- _What the task requires_
Please return every line below that contains the string "heading".

****************

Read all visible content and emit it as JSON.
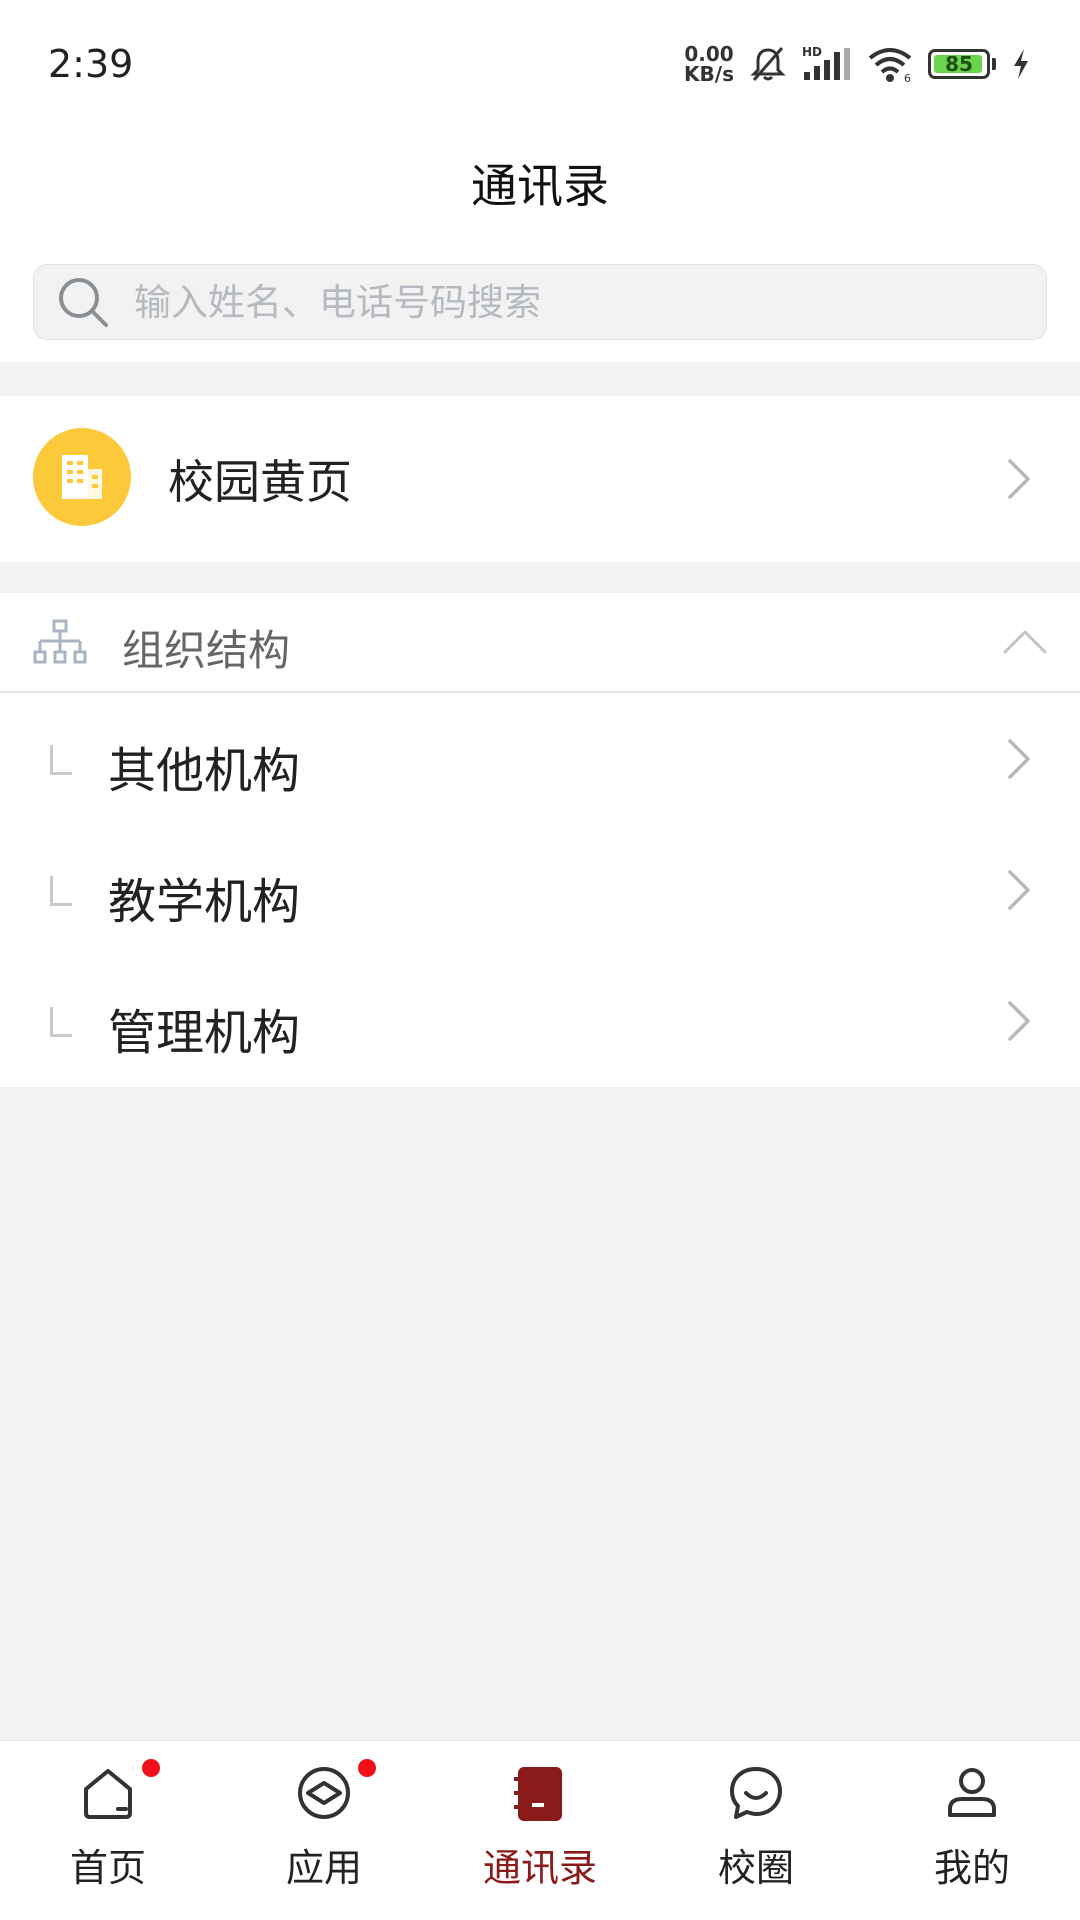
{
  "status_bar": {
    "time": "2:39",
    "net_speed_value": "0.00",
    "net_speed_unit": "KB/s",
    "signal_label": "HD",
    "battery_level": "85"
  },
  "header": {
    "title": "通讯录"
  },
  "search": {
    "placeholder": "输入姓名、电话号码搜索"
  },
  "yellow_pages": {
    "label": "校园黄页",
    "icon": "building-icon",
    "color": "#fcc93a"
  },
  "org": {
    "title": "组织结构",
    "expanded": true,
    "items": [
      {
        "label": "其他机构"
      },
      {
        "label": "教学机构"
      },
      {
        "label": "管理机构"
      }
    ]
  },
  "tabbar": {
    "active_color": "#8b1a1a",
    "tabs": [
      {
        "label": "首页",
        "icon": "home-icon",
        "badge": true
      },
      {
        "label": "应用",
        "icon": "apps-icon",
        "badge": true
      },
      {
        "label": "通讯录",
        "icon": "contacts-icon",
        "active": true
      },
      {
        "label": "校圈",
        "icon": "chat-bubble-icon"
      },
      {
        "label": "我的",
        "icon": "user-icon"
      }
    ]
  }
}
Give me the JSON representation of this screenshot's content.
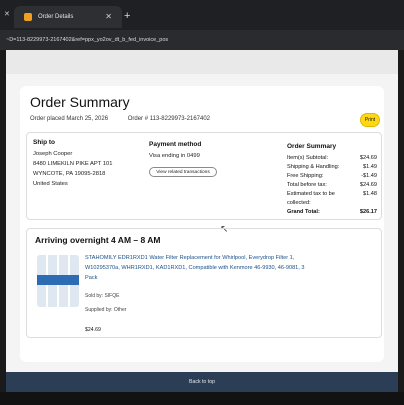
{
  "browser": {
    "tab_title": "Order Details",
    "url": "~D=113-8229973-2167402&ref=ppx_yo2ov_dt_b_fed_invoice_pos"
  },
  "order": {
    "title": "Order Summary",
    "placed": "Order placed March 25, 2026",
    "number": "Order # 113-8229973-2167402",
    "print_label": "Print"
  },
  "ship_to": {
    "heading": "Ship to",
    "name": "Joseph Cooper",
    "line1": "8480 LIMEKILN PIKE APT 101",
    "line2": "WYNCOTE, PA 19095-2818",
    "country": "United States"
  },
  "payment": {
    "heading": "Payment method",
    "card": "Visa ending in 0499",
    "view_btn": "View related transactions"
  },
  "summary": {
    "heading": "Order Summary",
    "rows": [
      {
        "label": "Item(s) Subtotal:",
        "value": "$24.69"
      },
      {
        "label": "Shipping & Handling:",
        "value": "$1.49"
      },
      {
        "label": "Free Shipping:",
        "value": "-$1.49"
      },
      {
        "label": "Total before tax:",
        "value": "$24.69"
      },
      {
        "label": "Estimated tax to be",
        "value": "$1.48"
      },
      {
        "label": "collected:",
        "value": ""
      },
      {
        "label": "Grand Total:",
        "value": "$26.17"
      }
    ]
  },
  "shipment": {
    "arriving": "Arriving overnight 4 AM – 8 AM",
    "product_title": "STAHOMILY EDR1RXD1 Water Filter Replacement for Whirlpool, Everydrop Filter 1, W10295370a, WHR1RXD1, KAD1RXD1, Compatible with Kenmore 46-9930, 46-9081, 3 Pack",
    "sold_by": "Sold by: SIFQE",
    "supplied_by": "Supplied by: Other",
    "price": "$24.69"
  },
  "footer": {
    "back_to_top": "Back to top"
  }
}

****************

- _Exercise solution_
    "heading": "Ship to",
    "heading": "Payment method",
    "heading": "Order Summary",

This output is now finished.